  24. 24. Wyand MS, Manson K, Montefiori DC, Lifson JD, Johnson RP, et al. (1999) Protection by live, attenuated simian immunodeficiency virus against heterologous challenge. J Virol 73: 8356–8363.
  25. 25. Kestler H, Kodama T, Ringler D, Marthas M, Pedersen N, et al. (1990) Induction of AIDS in rhesus monkeys by molecularly cloned simian immunodeficiency virus. Science 248: 1109–1112.
  26. 26. Casimiro DR, Wang F, Schleif WA, Liang X, Zhang ZQ, et al. (2005) Attenuation of simian immunodeficiency virus SIVmac239 infection by prophylactic immunization with dna and recombinant adenoviral vaccine vectors expressing Gag. J Virol 79: 15547–15555.

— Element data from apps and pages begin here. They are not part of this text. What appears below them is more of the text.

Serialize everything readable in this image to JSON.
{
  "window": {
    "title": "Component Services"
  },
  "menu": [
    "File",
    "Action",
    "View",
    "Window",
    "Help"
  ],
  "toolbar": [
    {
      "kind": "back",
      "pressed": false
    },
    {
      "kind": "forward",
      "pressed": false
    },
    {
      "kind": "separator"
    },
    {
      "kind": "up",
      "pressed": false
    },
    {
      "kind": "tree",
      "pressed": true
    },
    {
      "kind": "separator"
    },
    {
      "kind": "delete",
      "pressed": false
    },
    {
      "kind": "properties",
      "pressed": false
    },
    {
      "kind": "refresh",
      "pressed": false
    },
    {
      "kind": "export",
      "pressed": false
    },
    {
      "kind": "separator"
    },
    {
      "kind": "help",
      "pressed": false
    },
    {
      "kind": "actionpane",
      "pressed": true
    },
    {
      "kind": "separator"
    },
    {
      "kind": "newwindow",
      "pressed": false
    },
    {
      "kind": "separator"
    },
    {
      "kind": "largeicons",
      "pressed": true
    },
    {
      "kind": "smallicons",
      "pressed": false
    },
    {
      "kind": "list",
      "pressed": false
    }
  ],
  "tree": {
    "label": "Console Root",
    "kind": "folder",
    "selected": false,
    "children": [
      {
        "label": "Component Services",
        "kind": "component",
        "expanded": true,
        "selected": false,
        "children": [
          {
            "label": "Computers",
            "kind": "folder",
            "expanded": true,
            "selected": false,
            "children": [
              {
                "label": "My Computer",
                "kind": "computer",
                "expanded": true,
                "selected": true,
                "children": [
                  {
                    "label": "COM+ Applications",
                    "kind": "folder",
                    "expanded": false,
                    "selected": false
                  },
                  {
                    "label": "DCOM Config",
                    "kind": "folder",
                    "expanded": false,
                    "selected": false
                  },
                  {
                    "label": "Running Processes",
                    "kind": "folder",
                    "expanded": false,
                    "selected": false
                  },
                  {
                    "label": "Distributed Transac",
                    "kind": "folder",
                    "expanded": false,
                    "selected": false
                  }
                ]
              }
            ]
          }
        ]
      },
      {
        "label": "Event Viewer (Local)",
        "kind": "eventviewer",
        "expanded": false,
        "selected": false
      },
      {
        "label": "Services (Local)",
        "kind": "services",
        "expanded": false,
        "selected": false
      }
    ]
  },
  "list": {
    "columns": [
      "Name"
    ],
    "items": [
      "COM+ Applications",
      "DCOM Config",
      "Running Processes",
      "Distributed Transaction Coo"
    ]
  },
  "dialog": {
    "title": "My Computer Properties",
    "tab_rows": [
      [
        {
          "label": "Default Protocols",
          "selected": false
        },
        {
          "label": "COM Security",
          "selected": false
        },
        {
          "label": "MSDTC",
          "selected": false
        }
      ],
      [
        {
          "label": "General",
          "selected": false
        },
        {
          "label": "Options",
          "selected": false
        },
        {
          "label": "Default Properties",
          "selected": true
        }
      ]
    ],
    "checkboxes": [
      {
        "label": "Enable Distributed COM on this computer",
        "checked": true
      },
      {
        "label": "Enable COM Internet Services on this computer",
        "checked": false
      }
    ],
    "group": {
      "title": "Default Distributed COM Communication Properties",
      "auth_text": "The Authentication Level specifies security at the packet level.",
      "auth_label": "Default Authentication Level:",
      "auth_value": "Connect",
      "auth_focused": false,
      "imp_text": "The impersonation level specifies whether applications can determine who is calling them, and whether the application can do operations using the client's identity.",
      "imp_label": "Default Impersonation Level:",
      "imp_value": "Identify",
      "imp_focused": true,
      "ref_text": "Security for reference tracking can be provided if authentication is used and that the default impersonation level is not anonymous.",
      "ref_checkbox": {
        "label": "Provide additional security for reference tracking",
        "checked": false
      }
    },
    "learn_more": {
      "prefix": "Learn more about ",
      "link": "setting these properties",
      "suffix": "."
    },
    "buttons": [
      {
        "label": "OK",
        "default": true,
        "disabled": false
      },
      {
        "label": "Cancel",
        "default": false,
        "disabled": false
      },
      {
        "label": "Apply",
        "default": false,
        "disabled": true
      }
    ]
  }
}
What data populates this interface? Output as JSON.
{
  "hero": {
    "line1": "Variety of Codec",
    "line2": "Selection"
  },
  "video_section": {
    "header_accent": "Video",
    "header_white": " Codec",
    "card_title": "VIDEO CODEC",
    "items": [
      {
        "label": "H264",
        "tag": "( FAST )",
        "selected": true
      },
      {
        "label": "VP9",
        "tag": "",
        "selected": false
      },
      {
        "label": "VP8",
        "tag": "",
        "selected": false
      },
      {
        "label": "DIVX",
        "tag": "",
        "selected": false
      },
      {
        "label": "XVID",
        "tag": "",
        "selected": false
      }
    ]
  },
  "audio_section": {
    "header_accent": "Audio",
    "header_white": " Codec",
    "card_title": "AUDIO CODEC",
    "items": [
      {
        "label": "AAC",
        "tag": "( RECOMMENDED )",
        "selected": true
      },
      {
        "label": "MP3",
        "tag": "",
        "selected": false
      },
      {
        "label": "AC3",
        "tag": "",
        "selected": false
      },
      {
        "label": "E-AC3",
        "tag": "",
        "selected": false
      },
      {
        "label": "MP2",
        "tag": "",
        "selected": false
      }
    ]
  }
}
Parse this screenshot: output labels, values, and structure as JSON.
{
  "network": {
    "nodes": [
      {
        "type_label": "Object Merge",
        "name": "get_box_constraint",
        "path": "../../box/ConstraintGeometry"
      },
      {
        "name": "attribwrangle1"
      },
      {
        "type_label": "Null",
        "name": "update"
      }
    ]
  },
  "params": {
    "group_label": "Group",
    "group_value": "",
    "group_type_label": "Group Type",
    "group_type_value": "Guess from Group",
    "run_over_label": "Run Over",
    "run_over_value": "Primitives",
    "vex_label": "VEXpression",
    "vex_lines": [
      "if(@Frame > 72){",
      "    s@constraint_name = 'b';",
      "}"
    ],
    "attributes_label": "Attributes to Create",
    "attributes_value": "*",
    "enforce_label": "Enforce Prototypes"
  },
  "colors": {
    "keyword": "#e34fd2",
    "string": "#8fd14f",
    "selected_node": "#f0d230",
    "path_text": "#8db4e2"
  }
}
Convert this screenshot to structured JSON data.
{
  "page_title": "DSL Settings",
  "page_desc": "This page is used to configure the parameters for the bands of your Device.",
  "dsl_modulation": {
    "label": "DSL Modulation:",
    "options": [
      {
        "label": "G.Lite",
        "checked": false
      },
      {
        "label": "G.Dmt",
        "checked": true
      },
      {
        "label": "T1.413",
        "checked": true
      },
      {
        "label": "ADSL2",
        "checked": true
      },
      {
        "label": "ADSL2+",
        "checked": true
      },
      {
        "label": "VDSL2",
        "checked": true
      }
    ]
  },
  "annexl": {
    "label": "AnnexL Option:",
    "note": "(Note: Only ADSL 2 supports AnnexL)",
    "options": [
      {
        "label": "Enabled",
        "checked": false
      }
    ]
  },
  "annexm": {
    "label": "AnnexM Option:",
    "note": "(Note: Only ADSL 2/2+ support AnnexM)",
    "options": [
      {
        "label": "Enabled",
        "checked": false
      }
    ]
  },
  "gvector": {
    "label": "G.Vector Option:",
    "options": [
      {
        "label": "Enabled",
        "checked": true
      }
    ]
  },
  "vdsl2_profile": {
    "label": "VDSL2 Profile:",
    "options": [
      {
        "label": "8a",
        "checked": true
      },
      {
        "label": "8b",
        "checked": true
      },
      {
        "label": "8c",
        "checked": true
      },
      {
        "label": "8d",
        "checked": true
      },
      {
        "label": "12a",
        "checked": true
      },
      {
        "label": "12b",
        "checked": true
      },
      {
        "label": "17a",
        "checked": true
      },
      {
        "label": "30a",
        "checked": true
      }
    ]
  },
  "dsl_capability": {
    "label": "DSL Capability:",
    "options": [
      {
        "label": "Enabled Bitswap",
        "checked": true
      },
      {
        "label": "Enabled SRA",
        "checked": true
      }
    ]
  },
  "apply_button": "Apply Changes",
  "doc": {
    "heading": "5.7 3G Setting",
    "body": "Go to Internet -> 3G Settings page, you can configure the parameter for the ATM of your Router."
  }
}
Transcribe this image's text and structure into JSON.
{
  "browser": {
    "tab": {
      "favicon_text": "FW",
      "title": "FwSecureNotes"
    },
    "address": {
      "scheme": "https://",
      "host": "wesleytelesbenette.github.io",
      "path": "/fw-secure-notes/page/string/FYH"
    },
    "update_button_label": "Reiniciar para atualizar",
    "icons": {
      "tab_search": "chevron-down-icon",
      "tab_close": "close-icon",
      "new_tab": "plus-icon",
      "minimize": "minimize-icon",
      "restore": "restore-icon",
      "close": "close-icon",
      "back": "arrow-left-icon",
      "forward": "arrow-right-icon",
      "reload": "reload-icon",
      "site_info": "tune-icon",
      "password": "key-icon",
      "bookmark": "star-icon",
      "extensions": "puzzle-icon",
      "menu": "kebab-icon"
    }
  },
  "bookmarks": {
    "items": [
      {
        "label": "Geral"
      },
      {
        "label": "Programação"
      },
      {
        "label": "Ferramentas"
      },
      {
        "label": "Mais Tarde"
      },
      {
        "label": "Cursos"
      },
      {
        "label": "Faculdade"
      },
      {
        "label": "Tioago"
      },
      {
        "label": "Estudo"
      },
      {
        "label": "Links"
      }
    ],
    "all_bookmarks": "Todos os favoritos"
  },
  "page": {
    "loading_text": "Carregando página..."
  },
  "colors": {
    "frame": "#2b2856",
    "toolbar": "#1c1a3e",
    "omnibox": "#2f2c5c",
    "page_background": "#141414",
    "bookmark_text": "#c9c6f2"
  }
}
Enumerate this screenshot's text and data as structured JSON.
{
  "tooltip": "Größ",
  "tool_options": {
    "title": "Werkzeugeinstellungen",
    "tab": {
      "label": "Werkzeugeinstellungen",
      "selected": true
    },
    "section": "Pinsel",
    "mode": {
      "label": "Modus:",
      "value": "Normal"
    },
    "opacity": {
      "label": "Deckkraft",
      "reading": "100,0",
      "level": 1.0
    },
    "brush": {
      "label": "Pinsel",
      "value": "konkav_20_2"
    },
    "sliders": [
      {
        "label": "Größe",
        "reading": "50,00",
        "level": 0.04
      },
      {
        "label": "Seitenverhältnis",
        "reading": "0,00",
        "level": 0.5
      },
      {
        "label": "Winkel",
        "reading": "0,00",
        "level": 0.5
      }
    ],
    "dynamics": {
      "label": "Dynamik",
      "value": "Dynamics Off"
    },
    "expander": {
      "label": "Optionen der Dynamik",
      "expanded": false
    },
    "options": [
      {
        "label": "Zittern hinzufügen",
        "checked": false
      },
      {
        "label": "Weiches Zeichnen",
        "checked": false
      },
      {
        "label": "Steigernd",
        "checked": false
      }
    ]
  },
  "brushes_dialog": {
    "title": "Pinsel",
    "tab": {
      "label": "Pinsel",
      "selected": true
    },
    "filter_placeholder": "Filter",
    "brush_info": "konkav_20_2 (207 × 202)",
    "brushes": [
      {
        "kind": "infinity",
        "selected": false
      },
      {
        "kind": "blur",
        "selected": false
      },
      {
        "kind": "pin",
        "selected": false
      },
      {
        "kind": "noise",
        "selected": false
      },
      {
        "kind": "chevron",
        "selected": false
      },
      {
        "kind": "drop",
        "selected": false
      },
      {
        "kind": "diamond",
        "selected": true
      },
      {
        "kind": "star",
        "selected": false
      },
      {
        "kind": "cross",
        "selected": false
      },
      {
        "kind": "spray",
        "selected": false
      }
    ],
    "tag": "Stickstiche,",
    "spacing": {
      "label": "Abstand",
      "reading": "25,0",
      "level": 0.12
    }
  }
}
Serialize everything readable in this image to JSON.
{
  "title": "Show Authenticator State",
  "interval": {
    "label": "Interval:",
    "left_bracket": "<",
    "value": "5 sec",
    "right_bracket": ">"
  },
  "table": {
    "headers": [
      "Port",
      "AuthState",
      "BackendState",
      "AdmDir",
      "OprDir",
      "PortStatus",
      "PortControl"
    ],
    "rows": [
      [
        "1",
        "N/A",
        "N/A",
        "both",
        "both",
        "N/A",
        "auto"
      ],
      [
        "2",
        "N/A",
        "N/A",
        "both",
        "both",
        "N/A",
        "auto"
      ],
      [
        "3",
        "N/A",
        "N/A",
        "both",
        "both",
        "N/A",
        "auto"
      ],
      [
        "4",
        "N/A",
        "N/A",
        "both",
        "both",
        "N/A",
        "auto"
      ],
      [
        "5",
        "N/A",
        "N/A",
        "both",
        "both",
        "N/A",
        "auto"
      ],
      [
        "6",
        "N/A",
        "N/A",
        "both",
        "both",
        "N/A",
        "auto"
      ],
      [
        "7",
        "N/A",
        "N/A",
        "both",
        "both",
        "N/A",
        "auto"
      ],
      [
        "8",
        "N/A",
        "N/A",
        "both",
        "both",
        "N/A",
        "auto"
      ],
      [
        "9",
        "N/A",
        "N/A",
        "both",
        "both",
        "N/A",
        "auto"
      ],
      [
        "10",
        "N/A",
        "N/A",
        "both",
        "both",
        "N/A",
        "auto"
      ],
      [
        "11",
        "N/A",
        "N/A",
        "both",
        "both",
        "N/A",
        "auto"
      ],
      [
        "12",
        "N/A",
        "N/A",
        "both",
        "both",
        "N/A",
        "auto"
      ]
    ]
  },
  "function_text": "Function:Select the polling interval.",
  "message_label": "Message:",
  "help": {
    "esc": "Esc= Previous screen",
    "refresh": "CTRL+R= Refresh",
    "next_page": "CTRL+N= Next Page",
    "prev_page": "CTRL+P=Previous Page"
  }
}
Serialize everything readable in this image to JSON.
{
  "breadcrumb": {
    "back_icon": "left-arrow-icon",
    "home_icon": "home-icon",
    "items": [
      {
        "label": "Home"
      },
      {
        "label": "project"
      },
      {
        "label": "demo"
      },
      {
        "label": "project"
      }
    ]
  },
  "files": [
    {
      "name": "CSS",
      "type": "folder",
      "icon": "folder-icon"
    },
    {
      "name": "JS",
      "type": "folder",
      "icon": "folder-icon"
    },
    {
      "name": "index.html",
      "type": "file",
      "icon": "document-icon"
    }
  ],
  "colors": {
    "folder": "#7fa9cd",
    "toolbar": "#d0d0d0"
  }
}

  27. 27. Reimann KA, Parker RA, Seaman MS, Beaudry K, Beddall M, et al. (2005) Pathogenicity of simian-human immunodeficiency virus SHIV-89.6P and SIVmac is attenuated in cynomolgus macaques and associated with early T-lymphocyte responses. J Virol 79: 8878–8885.
  28. 28. Kim EY, Busch M, Abel K, Fritts L, Bustamante P, et al. (2005) Retroviral recombination in vivo: viral replication patterns and genetic structure of simian immunodeficiency virus (SIV) populations in rhesus macaques after simultaneous or sequential intravaginal inoculation with SIVmac239Deltavpx/Deltavpr and SIVmac239Deltanef. J Virol 79: 4886–4895.
  29. 29. Tamura K, Dudley J, Nei M, Kumar S (2007) MEGA4: Molecular Evolutionary Genetics Analysis (MEGA) software version 4.0. Mol Biol Evol 24: 1596–1599.
  30. 30. Regier DA, Desrosiers RC (1990) The complete nucleotide sequence of a pathogenic molecular clone of simian immunodeficiency virus. AIDS Res Hum Retroviruses 6: 1221–1231.
  31. 31. Means RE, Greenough T, Desrosiers RC (1997) Neutralization sensitivity of cell culture-passaged simian immunodeficiency virus. J Virol 71: 7895–7902.